Let’s call a spade a spade and not a big spoon! Special Interest governs all things! Helping refugees has absolutely nothing to do with God, Jesus or even the Bible, it’s all about man and his invested interest.
I’m all for a government that will do what it deems as ‘right’ or ‘good’ because at the end of the day, it is not an eternal entity! However, when Christians pick and chose then start quoting scriptures, I can’t be silent.
Here’s a picture of an ~11yr old on the way to a feeding center, too weak to walk and collapses. I bet you the vultures can wait to feast!! Absolutely no cry from the Christian camp quoting Isaiah 58.
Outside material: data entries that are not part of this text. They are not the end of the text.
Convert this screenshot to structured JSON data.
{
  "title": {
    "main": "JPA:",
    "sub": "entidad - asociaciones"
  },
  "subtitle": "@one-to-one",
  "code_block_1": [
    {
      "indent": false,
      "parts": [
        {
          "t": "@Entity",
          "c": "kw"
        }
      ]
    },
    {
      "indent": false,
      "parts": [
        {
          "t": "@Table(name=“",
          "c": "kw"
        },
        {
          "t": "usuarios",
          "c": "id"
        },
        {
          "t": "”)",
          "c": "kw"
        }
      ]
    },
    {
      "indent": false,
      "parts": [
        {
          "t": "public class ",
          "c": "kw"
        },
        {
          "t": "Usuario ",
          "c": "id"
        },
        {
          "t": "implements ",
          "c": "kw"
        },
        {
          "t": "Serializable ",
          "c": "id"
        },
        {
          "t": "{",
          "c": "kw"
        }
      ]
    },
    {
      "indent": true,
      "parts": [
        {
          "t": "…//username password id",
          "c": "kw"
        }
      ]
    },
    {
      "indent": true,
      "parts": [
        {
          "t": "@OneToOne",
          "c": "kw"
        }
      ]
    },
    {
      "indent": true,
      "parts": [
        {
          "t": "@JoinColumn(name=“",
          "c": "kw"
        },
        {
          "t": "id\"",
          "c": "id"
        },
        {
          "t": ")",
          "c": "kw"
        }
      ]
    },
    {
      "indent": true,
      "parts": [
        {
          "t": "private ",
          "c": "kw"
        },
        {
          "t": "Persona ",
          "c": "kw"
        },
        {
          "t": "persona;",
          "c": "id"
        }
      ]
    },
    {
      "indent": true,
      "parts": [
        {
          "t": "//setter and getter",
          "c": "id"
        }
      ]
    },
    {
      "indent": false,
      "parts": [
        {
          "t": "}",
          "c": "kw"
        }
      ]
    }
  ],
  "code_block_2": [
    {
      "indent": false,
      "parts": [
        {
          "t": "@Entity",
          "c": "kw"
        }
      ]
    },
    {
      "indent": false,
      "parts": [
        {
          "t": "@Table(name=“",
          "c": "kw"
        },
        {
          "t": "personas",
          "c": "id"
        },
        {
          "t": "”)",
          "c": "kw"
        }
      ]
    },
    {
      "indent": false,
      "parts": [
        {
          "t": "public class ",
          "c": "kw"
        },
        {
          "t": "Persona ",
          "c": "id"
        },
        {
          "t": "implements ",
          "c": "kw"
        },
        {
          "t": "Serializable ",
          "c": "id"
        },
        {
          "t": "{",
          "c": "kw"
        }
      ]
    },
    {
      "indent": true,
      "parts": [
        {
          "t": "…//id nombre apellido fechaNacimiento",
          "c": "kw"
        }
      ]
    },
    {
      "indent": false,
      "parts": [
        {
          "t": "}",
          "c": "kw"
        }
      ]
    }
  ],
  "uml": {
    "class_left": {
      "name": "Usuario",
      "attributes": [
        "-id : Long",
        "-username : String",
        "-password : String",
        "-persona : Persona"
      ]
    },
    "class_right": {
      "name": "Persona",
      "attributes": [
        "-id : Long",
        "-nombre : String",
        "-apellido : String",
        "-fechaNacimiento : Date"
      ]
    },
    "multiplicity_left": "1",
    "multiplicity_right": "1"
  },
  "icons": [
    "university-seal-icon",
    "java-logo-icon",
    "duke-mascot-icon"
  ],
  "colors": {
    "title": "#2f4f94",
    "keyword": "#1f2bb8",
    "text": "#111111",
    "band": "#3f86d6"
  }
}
Let us all do what we have to do and quit soiritualizing our actions!
I have a hard time believing there is such a polarization. I don’t see it where I live. I see religion vs grace a lot (especially online) but not many disagree that works and faith must both be present, including the call to stand for the oppressed. I wonder what community (other than online) you are familiar with? We often have the discussion about how we are to be and look separate from the world. We have faith, we know the Spirit has changed us, but just doing good in the neighbourhood doesn’t make us look any different than Tom and Jane Do-Gooder down the street who haven’t even heard of Jesus. You hit the nail on the head; we are not proclaiming Jesus. A super challenge and eye-opener you have presented to us in that. (Well, at least myself)
Being raised in and following conservative Christianity for 31 years- I can honestly say I am fearful. I met Alan, Hugh at Exponential and am reading and watching Mike on You-tube. My heart yearns for this new found passion for others. I am praying for balance and not safety. A Go and Live with Make Disciples faith. Thank you Mike for your heart for Jesus and others.